A welcome donation from the OPP will help the Fort Frances Special Olympics change course, after the closure of Plaza Lanes Bowling Alley
COVID-19 has kept the local Special Olympics club down but they are not out. The club got a boost this week with a donation from the local OPP detachment.
The closure of Plaza Lanes bowling alley this fall was a blow to the club as its primary sport was five-pin bowling. Club co-ordinator Gabby Hanzuk says many of the athletes were disappointed.
“The athletes were so upset,” Hanzuk said. “I mean they’re really heartbroken because that was such a social thing.”
Bowling was also a big attractor because it’s relatively easy despite any of the disabilities that Special Olympics caters to.
“95 per cent of all of the athletes were capable regardless of their physical or intellectual ability,” Hanzuk said. “Everyone could bowl, and now they’re tearing it down.”
Hanzuk is hopeful that more regular events can resume soon, though the current state of things makes a timeframe difficult to determine.
When the club is able to resume they will hope to include Bocce which is similar enough to bowling that many of the athletes who bowled should also be able to participate.
“The closest thing we can think to do is bocce,” Hanzuk said. “We’re kind of looking forward to that because it is a little bit like five-pin bowling.”
Bocce is typically an outdoor game along the same lines as lawn bowling. Competitors roll balls at a smaller ball, scoring points for whoever’s ball is closest to the small ball. Hanzuk said the similarity to five-pin bowling makes bocce a possible replacement for the club.
Hanzuk believes bocce has the potential to be just as accessible as bowling for many of the athletes in the club.
“Pretty much every physical level can (play the game),” Hanzuk said. “We have athletes who are wheelchair athletes and some need a lot more assistance and guidance so it’s something we can see happening.”
Bocce is a summer sport played outdoors so that does leave the club without winter programming. The other summer sport they participate in is track and field.

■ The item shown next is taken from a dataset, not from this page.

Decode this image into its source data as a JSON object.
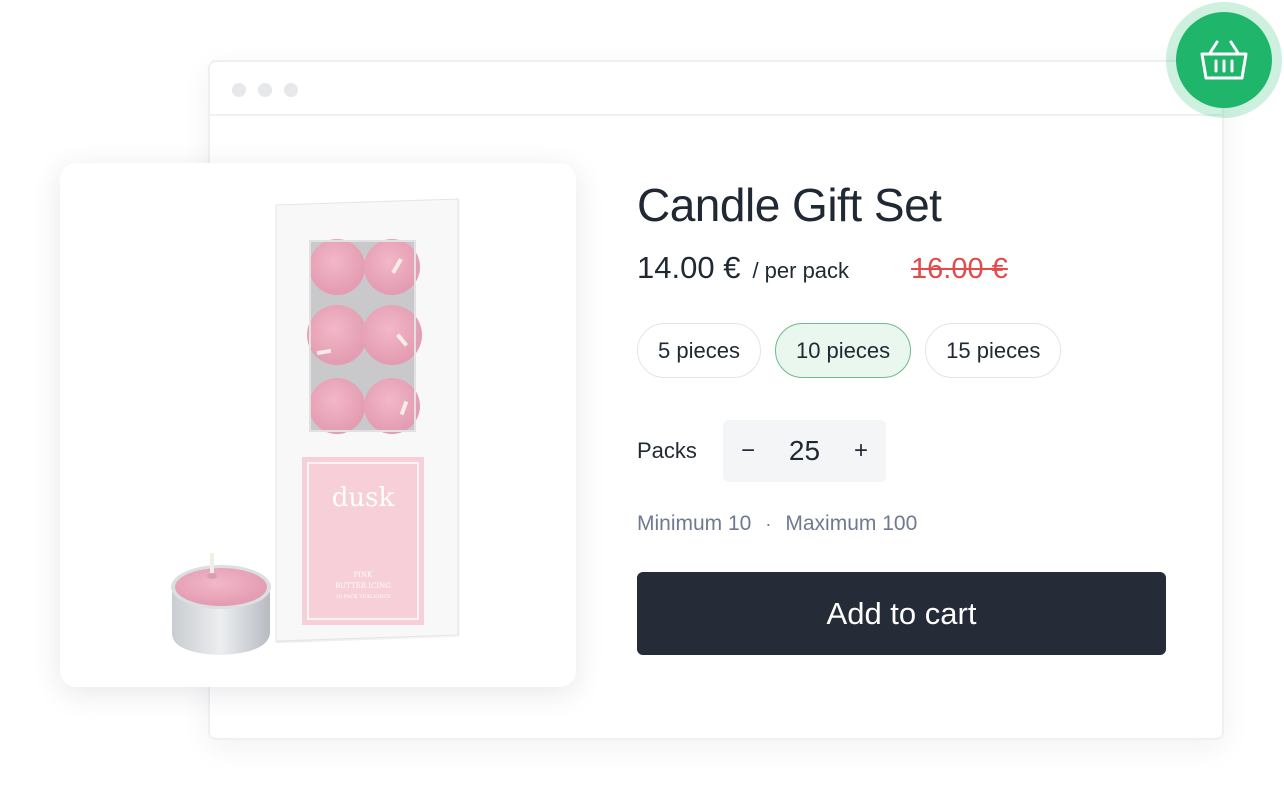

As the club looks to the future, they’ve received a recent boost as well. On Friday they were presented with a donation from the Rainy River District OPP. Cst. Daniel Bradford was on hand to present a donation of $1,500.
Bradford first got involved with fundraising for Special Olympics when he was at the Provincial Police Academy studying to become a police officer.
“This pretty much all started when I was at the Ontario Police Academy, the OPP is a huge supporter of Special Olympics,” Bradford said. “A couple of my classmates were coaches and they decided to participate (in the Law Enforcement Torch Run) that year.”
When he left the academy, Bradford continued with his efforts to help with Special Olympics fundraising.
“Moving forward, it was something I wanted to understand more and participate in,” Bradford said. “So this year arriving in Fort, I started a team here and did the run and we raised money.”
Bradford also says Sgt. Ann McEwen at the detachment is an avid supporter of the organization and had contact with someone who was raising funds through a golf tournament in Thunder Bay.
“They wanted to give the money back to the community here in Fort Frances,” Bradford said. “So I reached out to (Special Olympics committee member) Roz Calder and we did the presentation.”
Bradford says being able to give back to the community he joined about a year ago feels good.
“Our whole job is to protect and serve our communities,” Bradford said. “It’s not every day we get to have a really positive interaction and feel like we’ve made a change in our community. I feel like this is a step moving in the right direction where we can help build a solid bridge between us and the community and hopefully build that partnership which the OPP is huge supporter of.”
As for the donation, Hanzuk and Calder are hopeful that the $1,500 will go a long way to purchasing bocce sets so the program can get up and running when it is safe to do so.